Invisible layers of solid force surround and protect the target, granting that target a +2 armor bonus to AC. Additionally, the first 5 points of lethal damage the target takes from each attack are converted into nonlethal damage. Against attacks that already deal nonlethal damage, the target gains DR 5/-. Once this spell has converted 5 points of damage to nonlethal damage per caster level (maximum 50 points), the spell is discharged.
The person you cast it on chooses to fail their save, so it's 'real' for them. When someone strikes you, do they also get a save to reduce the effectiveness of the spell to 20% of normal? (thereby reducing the armor bonus to +1 and the damage blocked per attack to 1, instead of five) Or would the only person that gets a save be the recipient of the spell?
Well, if they strike them with a weapon, the weapon automatically makes it's save, so there's the 20%. if they use a natural weapon, the save comes into play. I like how this guide talks about doing Shadow spells, instead of just rolling 20% to see if it's fully effective, by reducing the effect to 20%.
another example is fire shield from shadow evocation. someone hitting you would get a save to reduce the retributive damage to 20%, but when they shoot you with a fireball, you still get the reduced damage for the protections of the spell, so no save on their part there, as you chose to fail your own save, and get the full effect of the spell.

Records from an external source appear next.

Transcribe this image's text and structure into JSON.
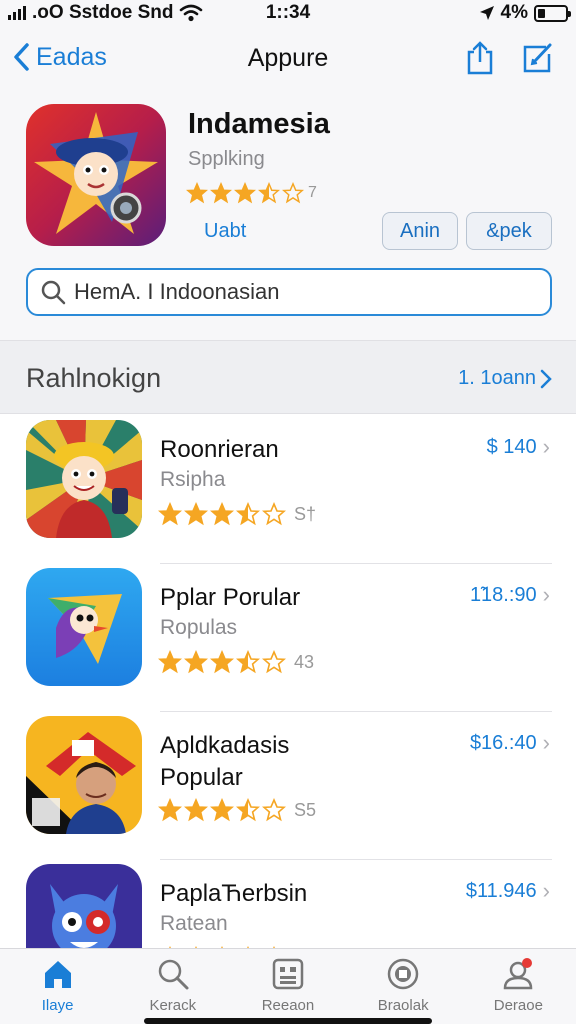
{
  "status": {
    "carrier": ".oO Sstdoe Snd",
    "time": "1::34",
    "battery": "4%",
    "icons": [
      "signal-icon",
      "wifi-icon",
      "location-icon",
      "battery-icon"
    ]
  },
  "nav": {
    "back_label": "Eadas",
    "title": "Appure",
    "icons": [
      "share-icon",
      "edit-icon"
    ]
  },
  "featured": {
    "name": "Indamesia",
    "subtitle": "Spplking",
    "rating": 3.5,
    "rating_count": "7",
    "update_label": "Uabt",
    "button_1": "Anin",
    "button_2": "&pek",
    "icon": "app-mascot-icon"
  },
  "search": {
    "value": "HemA. I Indoonasian"
  },
  "section": {
    "title": "Rahlnokign",
    "see_all": "1. 1oann"
  },
  "apps": [
    {
      "name": "Roonrieran",
      "sub": "Rsipha",
      "rating": 3.5,
      "count": "S†",
      "price": "$ 140"
    },
    {
      "name": "Pplar Porular",
      "sub": "Ropulas",
      "rating": 3.5,
      "count": "43",
      "price": "1̃18.:90"
    },
    {
      "name": "Apldkadasis",
      "name2": "Popular",
      "sub": "",
      "rating": 3.5,
      "count": "S5",
      "price": "$16.:40"
    },
    {
      "name": "PaplaЋerbsin",
      "sub": "Ratean",
      "rating": 3.5,
      "count": "",
      "price": "$11.946"
    }
  ],
  "tabs": [
    {
      "label": "Ilaye",
      "icon": "home-icon",
      "active": true
    },
    {
      "label": "Kerack",
      "icon": "search-icon",
      "active": false
    },
    {
      "label": "Reeaon",
      "icon": "apps-icon",
      "active": false
    },
    {
      "label": "Braolak",
      "icon": "arcade-icon",
      "active": false
    },
    {
      "label": "Deraoe",
      "icon": "account-icon",
      "active": false
    }
  ],
  "colors": {
    "accent": "#1a7ed6",
    "star": "#f5a623",
    "badge": "#e53935"
  }
}
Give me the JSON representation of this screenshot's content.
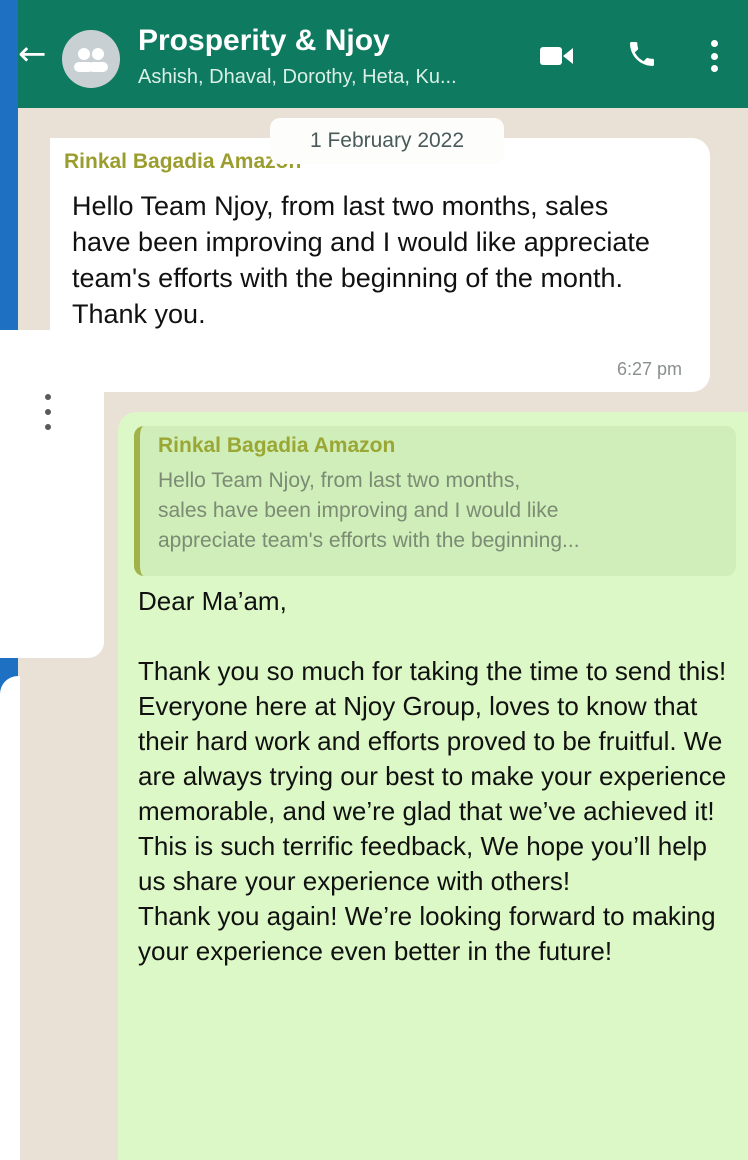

Hmm so the rule of thumb is when some one directly interacts with it, they get a save to reduce it to a certain percent of it's effectiveness. Sounds good.